Element data from apps and pages
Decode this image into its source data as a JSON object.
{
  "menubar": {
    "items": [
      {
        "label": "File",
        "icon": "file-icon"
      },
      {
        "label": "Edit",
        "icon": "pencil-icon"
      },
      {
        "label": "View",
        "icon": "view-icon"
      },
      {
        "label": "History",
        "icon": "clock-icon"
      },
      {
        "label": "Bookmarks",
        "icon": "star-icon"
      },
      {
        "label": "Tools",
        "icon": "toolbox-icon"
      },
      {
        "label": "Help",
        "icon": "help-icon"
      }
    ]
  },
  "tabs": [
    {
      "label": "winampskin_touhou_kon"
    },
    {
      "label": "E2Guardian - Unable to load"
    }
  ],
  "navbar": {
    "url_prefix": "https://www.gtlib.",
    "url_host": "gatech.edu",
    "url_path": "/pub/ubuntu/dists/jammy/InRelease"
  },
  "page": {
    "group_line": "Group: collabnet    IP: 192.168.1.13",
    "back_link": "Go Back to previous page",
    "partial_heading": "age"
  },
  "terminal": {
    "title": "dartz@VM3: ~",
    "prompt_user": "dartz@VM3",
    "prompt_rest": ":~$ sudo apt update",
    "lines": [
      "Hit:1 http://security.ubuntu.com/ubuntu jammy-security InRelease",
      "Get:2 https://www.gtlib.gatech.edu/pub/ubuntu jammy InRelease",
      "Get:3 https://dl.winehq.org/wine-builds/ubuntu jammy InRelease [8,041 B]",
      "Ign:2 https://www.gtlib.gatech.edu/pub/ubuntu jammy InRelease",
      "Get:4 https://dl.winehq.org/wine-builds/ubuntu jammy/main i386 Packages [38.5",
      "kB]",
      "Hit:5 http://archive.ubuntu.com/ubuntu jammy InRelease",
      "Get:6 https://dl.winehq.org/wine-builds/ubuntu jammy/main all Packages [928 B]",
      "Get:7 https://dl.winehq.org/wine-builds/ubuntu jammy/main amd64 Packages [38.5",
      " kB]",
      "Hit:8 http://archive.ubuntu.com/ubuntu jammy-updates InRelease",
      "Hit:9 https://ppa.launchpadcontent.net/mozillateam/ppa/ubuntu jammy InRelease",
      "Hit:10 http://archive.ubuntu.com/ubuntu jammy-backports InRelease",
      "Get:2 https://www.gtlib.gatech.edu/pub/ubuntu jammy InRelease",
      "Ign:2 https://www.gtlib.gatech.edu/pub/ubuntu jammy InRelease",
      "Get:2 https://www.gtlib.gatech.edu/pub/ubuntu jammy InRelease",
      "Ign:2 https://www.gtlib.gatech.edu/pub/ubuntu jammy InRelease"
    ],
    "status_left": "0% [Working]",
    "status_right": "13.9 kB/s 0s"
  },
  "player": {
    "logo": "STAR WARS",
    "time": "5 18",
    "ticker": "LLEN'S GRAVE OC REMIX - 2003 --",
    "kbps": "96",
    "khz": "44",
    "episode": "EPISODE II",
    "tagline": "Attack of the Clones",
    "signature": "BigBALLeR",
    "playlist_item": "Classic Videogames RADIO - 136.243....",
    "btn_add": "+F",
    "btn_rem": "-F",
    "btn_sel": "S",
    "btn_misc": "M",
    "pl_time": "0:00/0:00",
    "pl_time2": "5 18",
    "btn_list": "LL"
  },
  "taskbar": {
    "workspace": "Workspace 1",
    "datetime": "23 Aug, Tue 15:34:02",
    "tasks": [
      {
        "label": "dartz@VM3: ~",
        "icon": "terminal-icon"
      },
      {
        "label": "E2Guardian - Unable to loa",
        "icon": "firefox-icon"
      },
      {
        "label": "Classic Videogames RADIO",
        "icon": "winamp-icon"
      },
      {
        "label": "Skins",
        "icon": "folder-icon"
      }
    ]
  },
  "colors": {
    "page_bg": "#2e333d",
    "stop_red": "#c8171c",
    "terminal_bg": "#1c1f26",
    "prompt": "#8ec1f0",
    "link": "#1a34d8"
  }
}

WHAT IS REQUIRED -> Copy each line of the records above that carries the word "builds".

ANSWER BELOW ->
      "Get:3 https://dl.winehq.org/wine-builds/ubuntu jammy InRelease [8,041 B]",
      "Get:4 https://dl.winehq.org/wine-builds/ubuntu jammy/main i386 Packages [38.5",
      "Get:6 https://dl.winehq.org/wine-builds/ubuntu jammy/main all Packages [928 B]",
      "Get:7 https://dl.winehq.org/wine-builds/ubuntu jammy/main amd64 Packages [38.5",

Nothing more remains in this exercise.